Dear Laura and Friends,
May 14th I attended a lecture (part of a weekend workshop) by Natalie Goldberg presented by The Sophia Institute in Charleston, SC. Her most famous book is Writing Down the Bones: Freeing the Writer Within. I picked up the book thinking that I could improve my writing skills and apply her principles of writing to art making. This book has been one I go back to over and over again for inspiration. I read and re-read her chapters always finding something new I can relate to.
I thought I would share a bit about what she talked about at the lecture. First of all, she has a wonderful presence in a crowd. She talked with us not at us. She asked us to do a short meditation exercise which brought about an important understanding for me. We were to sit in our chair, feet flat on the ground, back against the chair, and hands resting easily on our legs with our eyes closed.
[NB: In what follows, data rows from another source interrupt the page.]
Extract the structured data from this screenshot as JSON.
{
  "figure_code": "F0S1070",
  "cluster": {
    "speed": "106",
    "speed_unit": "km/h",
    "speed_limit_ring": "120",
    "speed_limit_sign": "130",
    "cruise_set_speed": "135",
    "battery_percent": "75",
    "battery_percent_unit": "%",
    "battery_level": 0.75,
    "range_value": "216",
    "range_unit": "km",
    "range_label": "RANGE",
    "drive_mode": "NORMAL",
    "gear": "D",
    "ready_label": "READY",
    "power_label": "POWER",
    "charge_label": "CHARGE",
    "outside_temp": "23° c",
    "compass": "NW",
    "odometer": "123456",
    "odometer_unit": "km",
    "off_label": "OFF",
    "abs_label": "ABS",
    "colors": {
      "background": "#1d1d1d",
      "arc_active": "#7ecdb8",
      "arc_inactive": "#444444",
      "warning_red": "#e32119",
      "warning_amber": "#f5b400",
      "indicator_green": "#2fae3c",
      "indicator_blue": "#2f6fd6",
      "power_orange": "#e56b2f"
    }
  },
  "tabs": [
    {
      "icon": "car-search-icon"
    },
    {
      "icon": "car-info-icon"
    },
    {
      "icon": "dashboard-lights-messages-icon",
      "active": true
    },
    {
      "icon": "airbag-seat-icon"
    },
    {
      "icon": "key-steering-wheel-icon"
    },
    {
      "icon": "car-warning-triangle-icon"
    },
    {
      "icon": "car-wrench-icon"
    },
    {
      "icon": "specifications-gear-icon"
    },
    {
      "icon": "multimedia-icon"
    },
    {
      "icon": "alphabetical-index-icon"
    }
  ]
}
Then we sat quietly for five minutes. The understanding that came to me was that during those five minutes I realized how noisy my life is. Sitting quietly for a short five minutes put my mind into a different, more reflective, place. It is now a technique I use when I arrive in my studio each day. It clears my mind of all the events swirling around about life and helps me focus on listening to my creative voice. That creative voice is a bit shy so needs a bit of convincing most days.
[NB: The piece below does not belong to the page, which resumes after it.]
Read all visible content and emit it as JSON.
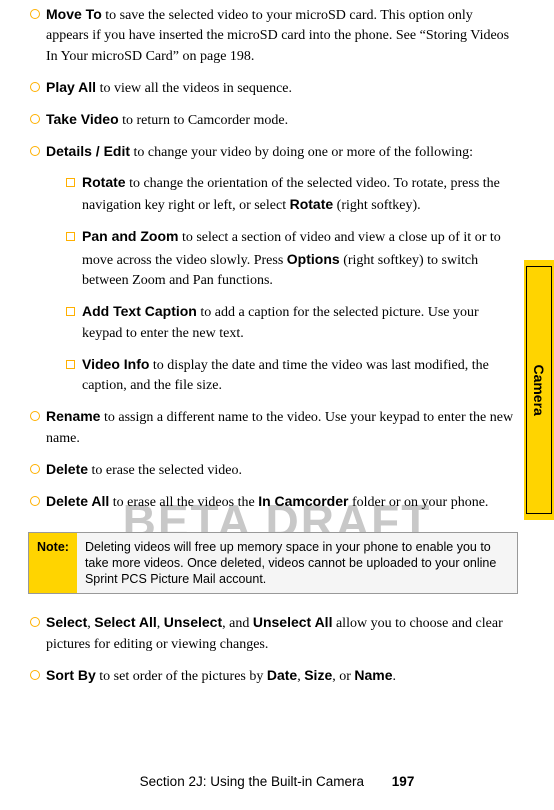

Natalie Goldberg talked about “breaking the structure” of what we know, how we write/create art, live, read, etc. Once the structure is broken we may be able to look at the same topic at a different angle or in different light. It is then that fresh, new writing can be started. She said that we all have the similar experiences and know similar facts about life, but it is in the details of our own lives where we will find the gold. I can directly translate that to an art practice. Yes, there are amazing artists that have come ahead of me and are working around me presently, but what can I bring to that table from my experience that is fresh and new.
I need to break the structure of what I know. I believe I have started this during graduate school when I officially left my painting practice for a practice of collage, assemblage, photography, and drawing. I am on the path, yet I know I still have a long journey ahead of me. The photo below is of one of my new art pieces about my experience canoeing in the tidal creeks of my neighborhood on James Island, SC. We loaded up the family and went out. I collected objects and photographs along the way that later translated into the artwork.
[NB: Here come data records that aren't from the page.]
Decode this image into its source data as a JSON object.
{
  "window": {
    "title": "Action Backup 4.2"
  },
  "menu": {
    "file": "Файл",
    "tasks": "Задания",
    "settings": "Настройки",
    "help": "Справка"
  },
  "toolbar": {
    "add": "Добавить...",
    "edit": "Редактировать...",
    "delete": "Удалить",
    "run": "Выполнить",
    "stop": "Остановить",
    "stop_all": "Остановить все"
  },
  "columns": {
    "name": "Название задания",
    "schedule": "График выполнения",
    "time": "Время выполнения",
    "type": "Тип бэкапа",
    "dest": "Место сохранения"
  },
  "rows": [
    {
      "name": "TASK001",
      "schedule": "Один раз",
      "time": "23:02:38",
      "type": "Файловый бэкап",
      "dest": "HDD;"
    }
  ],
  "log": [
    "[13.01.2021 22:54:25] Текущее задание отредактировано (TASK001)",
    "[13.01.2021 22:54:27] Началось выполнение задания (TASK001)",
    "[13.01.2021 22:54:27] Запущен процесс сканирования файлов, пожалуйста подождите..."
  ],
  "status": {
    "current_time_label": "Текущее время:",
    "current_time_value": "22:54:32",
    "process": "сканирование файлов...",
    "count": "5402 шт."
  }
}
Another exercise from Natalie’s lecture was to write for a timed period of time. This can be for 5 or 10 minutes. Never let the pen stop during the time. My writing started out with me whining about something and was complete junk. The more I wrote with the speed the more my brain could not filter out thoughts. I did truly get to some interesting thoughts that I am still contemplating today. Natalie said this will “get underneath discursive thinking”, which it did. This small exercise got at how I truly feel and not how I think I should feel. It is a powerful short exercise that is worth trying incorporating into any creative practice. The trick is to use the timer and keep the pen moving at all times.
Anyone looking for tips on how to sharpen their creative practice, Natalie Goldberg is a wonderful inspiration. She speaks to the writing practice, but this can easily be translated to a visual art practice (or other creative practices too).
I will end this post with a quote from Natalie’s book Writing Down the Bones:
“One of the main aims in writing practice is to learn to trust your own mind and body; to grow patient and non aggressive. Art lives in the Big World. One poem or story doesn’t matter one way or the other. It’s the process of writing and life that matters”